But the White House didn't do itself any favors when the president undermined his own message that he wanted Congress to pass his whole package immediately. He told Latino reporters Monday that he will sign pieces of his package if they are sent to his desk. That had some Democrats seeing a repeat of earlier cave-ins to the GOP and fearing that Obama will simply acquiesce to a tax-cuts-only package. The White House quickly tried to downplay the comments.
"We're not in a negotiation to break up the package," Obama's top re-election strategist, David Axelrod, said on ABC's "Good Morning America." "It's not an a la carte menu."
House Democrats, who have felt most burned by the president's past strategic missteps, continue to have mixed feelings about Obama and his jobs rollout, calling it a promising move but short of the sweeping housing market proposals for which they were hoping.

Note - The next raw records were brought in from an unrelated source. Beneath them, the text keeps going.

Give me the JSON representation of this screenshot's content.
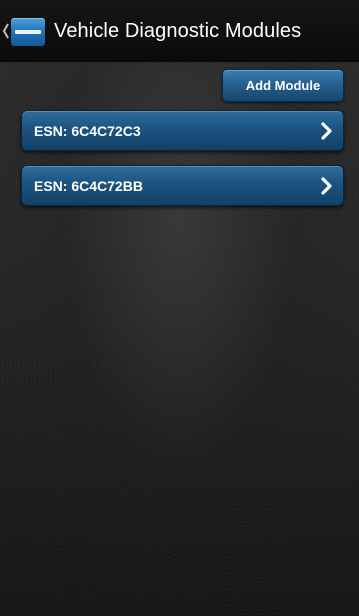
{
  "action_bar": {
    "title": "Vehicle Diagnostic Modules",
    "up_icon": "chevron-left-icon",
    "logo_icon": "app-logo-icon"
  },
  "toolbar": {
    "add_module_label": "Add Module"
  },
  "modules": [
    {
      "label": "ESN: 6C4C72C3",
      "icon": "chevron-right-icon"
    },
    {
      "label": "ESN: 6C4C72BB",
      "icon": "chevron-right-icon"
    }
  ],
  "colors": {
    "action_bar_bg": "#0f0f0f",
    "button_blue": "#1d5684",
    "text": "#ffffff"
  }
}
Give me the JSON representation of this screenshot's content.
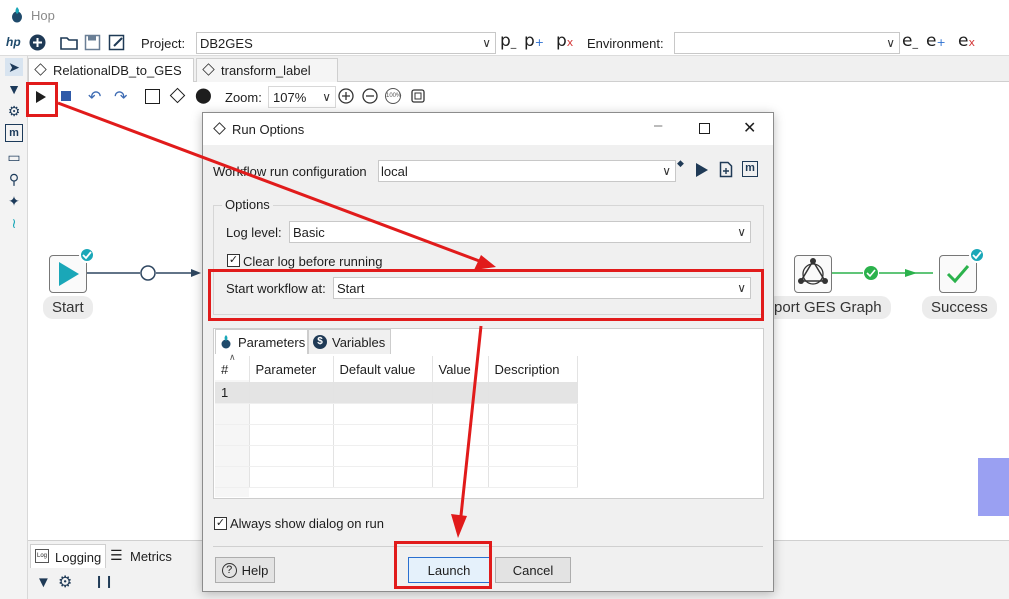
{
  "window": {
    "title": "Hop"
  },
  "toolbar": {
    "project_label": "Project:",
    "project_value": "DB2GES",
    "environment_label": "Environment:",
    "environment_value": "",
    "project_buttons": [
      "p",
      "p",
      "p"
    ],
    "environment_buttons": [
      "e",
      "e",
      "e"
    ]
  },
  "tabs": [
    {
      "label": "RelationalDB_to_GES",
      "active": true
    },
    {
      "label": "transform_label",
      "active": false
    }
  ],
  "canvas_toolbar": {
    "zoom_label": "Zoom:",
    "zoom_value": "107%",
    "zoom_100": "100%"
  },
  "canvas": {
    "nodes": [
      {
        "label": "Start"
      },
      {
        "label": "port GES Graph"
      },
      {
        "label": "Success"
      }
    ]
  },
  "bottom_panel": {
    "tabs": [
      {
        "label": "Logging"
      },
      {
        "label": "Metrics"
      }
    ]
  },
  "dialog": {
    "title": "Run Options",
    "run_config_label": "Workflow run configuration",
    "run_config_value": "local",
    "options_group_label": "Options",
    "log_level_label": "Log level:",
    "log_level_value": "Basic",
    "clear_log_label": "Clear log before running",
    "clear_log_checked": true,
    "start_at_label": "Start workflow at:",
    "start_at_value": "Start",
    "tabs": [
      {
        "label": "Parameters"
      },
      {
        "label": "Variables"
      }
    ],
    "table": {
      "columns": [
        "#",
        "Parameter",
        "Default value",
        "Value",
        "Description"
      ],
      "rows": [
        [
          "1",
          "",
          "",
          "",
          ""
        ]
      ]
    },
    "always_show_label": "Always show dialog on run",
    "always_show_checked": true,
    "help_button": "Help",
    "launch_button": "Launch",
    "cancel_button": "Cancel"
  },
  "colors": {
    "annotation_red": "#e11b1b",
    "accent_teal": "#1aa7b8",
    "success_green": "#2bb24c"
  }
}
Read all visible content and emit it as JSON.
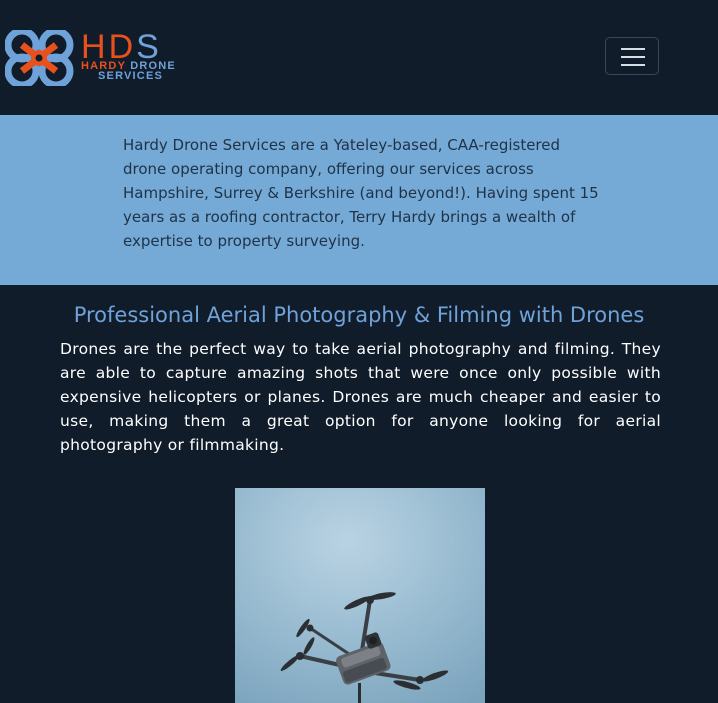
{
  "header": {
    "logo": {
      "letters_h": "H",
      "letters_d": "D",
      "letters_s": "S",
      "line1_hardy": "HARDY",
      "line1_drone": "DRONE",
      "line2": "SERVICES"
    },
    "menu_icon": "hamburger-icon"
  },
  "intro": {
    "text": "Hardy Drone Services are a Yateley-based, CAA-registered drone operating company, offering our services across Hampshire, Surrey & Berkshire (and beyond!). Having spent 15 years as a roofing contractor, Terry Hardy brings a wealth of expertise to property surveying."
  },
  "section": {
    "title": "Professional Aerial Photography & Filming with Drones",
    "body": "Drones are the perfect way to take aerial photography and filming. They are able to capture amazing shots that were once only possible with expensive helicopters or planes. Drones are much cheaper and easier to use, making them a great option for anyone looking for aerial photography or filmmaking."
  },
  "colors": {
    "background": "#111c2b",
    "intro_band": "#75a9d6",
    "accent_blue": "#6ea2d8",
    "accent_orange": "#e8511c"
  }
}
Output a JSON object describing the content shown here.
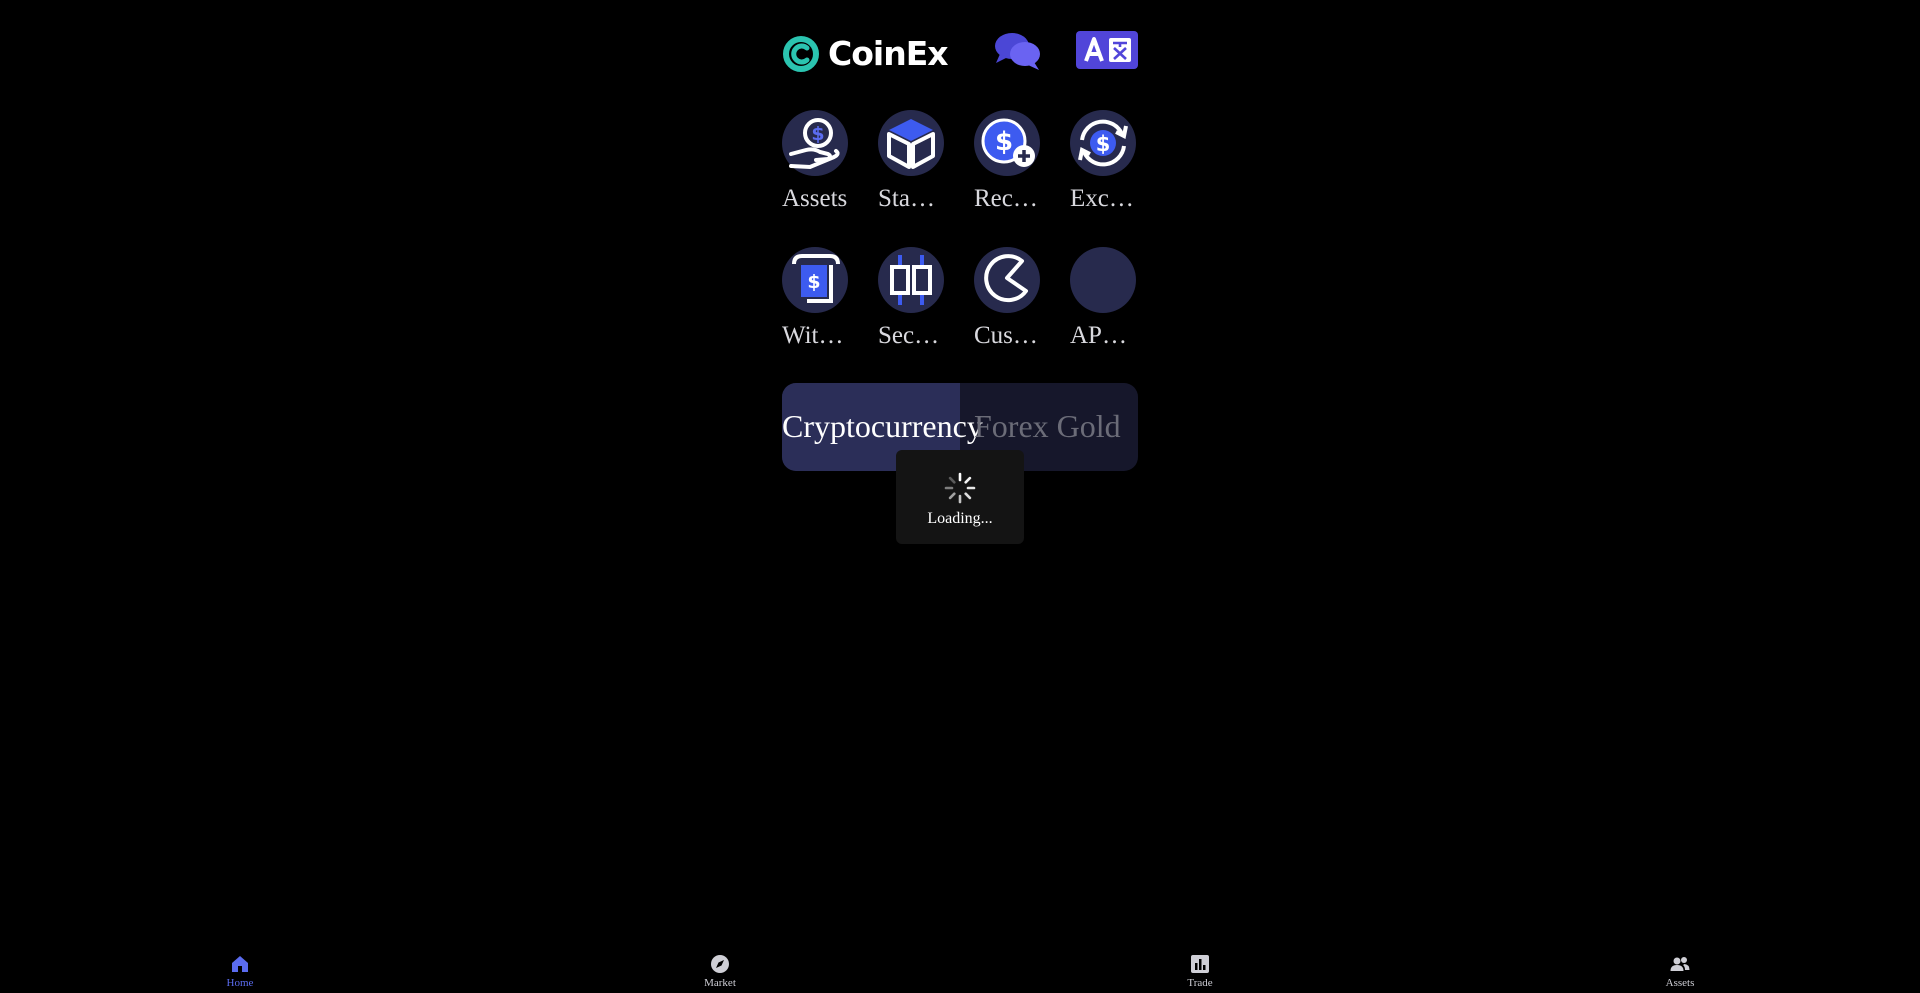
{
  "brand": {
    "name": "CoinEx",
    "accent": "#2bc4b0"
  },
  "header": {
    "chat_icon": "chat-bubbles-icon",
    "language_icon": "translate-icon"
  },
  "grid": {
    "items": [
      {
        "label": "Assets",
        "icon": "hand-dollar-icon"
      },
      {
        "label": "Sta…",
        "icon": "cube-icon"
      },
      {
        "label": "Rec…",
        "icon": "dollar-plus-icon"
      },
      {
        "label": "Exc…",
        "icon": "exchange-dollar-icon"
      },
      {
        "label": "Wit…",
        "icon": "withdraw-icon"
      },
      {
        "label": "Sec…",
        "icon": "candlestick-icon"
      },
      {
        "label": "Cus…",
        "icon": "pie-icon"
      },
      {
        "label": "AP…",
        "icon": "app-icon"
      }
    ]
  },
  "tabs": {
    "crypto": "Cryptocurrency",
    "forex": "Forex Gold"
  },
  "loading": {
    "text": "Loading..."
  },
  "nav": {
    "home": "Home",
    "market": "Market",
    "trade": "Trade",
    "assets": "Assets",
    "active_color": "#5b6cf0"
  }
}
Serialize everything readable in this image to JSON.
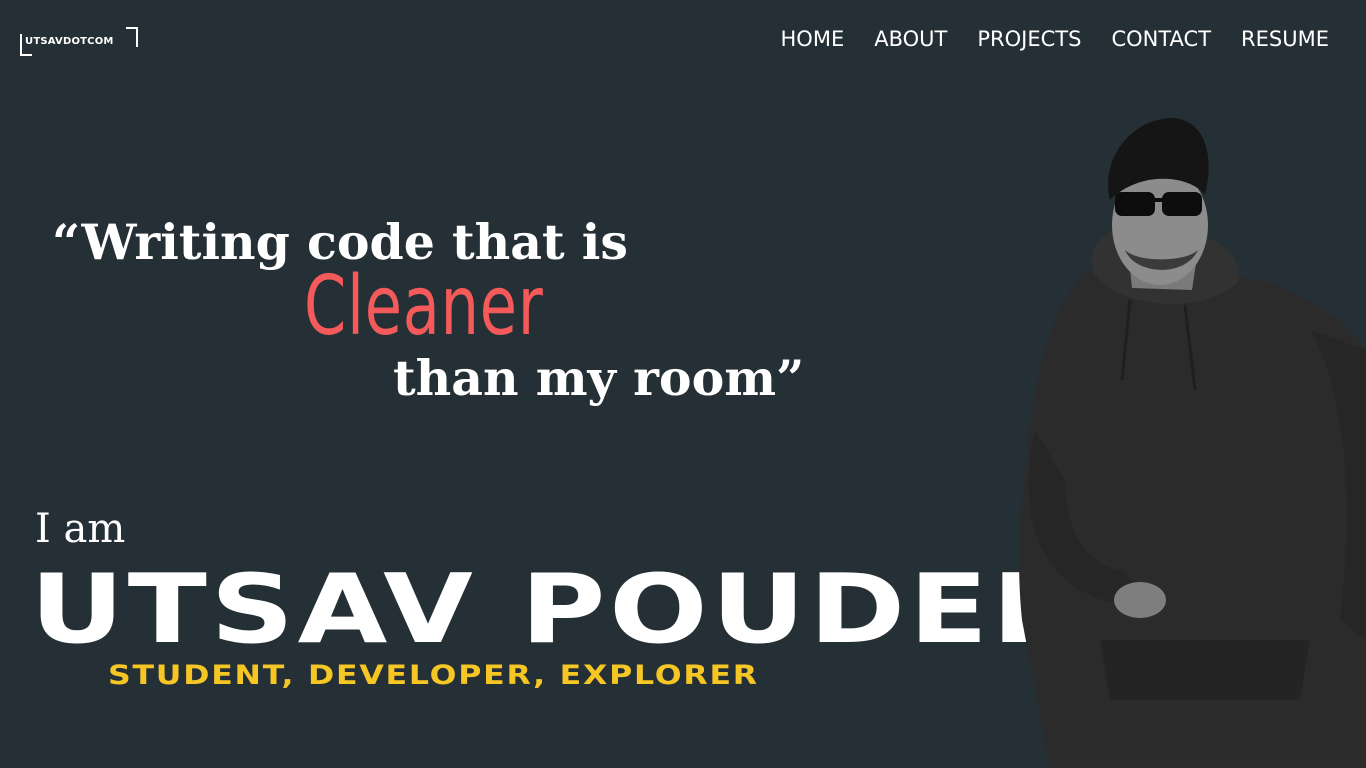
{
  "logo": {
    "text": "UTSAVDOTCOM"
  },
  "nav": {
    "home": "HOME",
    "about": "ABOUT",
    "projects": "PROJECTS",
    "contact": "CONTACT",
    "resume": "RESUME"
  },
  "hero": {
    "quote_line1": "“Writing code that is",
    "quote_accent": "Cleaner",
    "quote_line3": "than my room”",
    "intro": "I am",
    "name": "UTSAV POUDEL",
    "tagline": "STUDENT, DEVELOPER, EXPLORER"
  },
  "colors": {
    "background": "#253036",
    "accent_red": "#f45a5a",
    "accent_yellow": "#f6c625",
    "text": "#ffffff"
  }
}
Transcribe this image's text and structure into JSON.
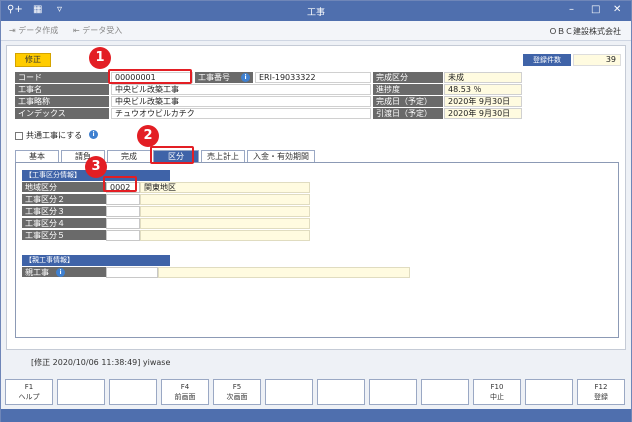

And while they applaud Obama for taking his plan on the road, House Democrats are coming out with their own economic proposals to apply pressure on the White House to hold its ground during negotiations with Congressional Republicans.
"We think it's a wonderful first step, we'd like to strengthen it and make it bigger," Rep. Raúl Grijalva (D-Ariz.) said Tuesday at a press conference for the Congressional Progressive Caucus, which introduced its own plan.
Rep. Jim Moran said Obama, knowing he'd have a tough time getting anything through the GOP-controlled House, should have gone with an even bigger plan that catered to the base rather than attempting a bipartisan deal.
"I don't think that he would get anything through the majority in the House, if it was $4 billion instead of $447 billion, because they're just not going to do anything to make him look good," the Virginia Democrat said. "So if that's the case, why not go for what you think is the best plan? And if that's the case, it's not as big and as bold as it needs to be and ought to be."
Moran said the White House has not coordinated enough with House Democrats this year, but a Democratic leadership aide maintained that the administration has been more helpful on the messaging front as of late.
Grijalva said that coordination will be put to the test "when the Republicans offer what they're going to accept."
"I hope we don't see more of what we've seen in the past," Grijalva said, alluding to the debt limit deal that many Democrats are still embittered over. "If we're going to be asked to swallow bitter pills and there's no sweetener in there, then I think it's going to be difficult for us."
While Obama's jobs plan has provided a fresh boost for Democratic messaging, the key unifier for the Caucus is still opposition to the GOP, one House Democratic aide said.
"We will take this jobs plan over the GOP's non-existent job plan any day of the week," the aide said. "House Dems have been beating the drum on jobs for a while and we are very happy the president has joined the fight."
Republicans dismissed the jobs package Tuesday as politicking instead of a serious plan to get something done.
Sen. Dianne Feinstein, D-Calif., chairman of the Senate Intelligence Committee, speaks with reporters in the Capitol after a speech on the Senate floor that accused the CIA of searching computers set up for Congressional staff for their research of interrogation programs.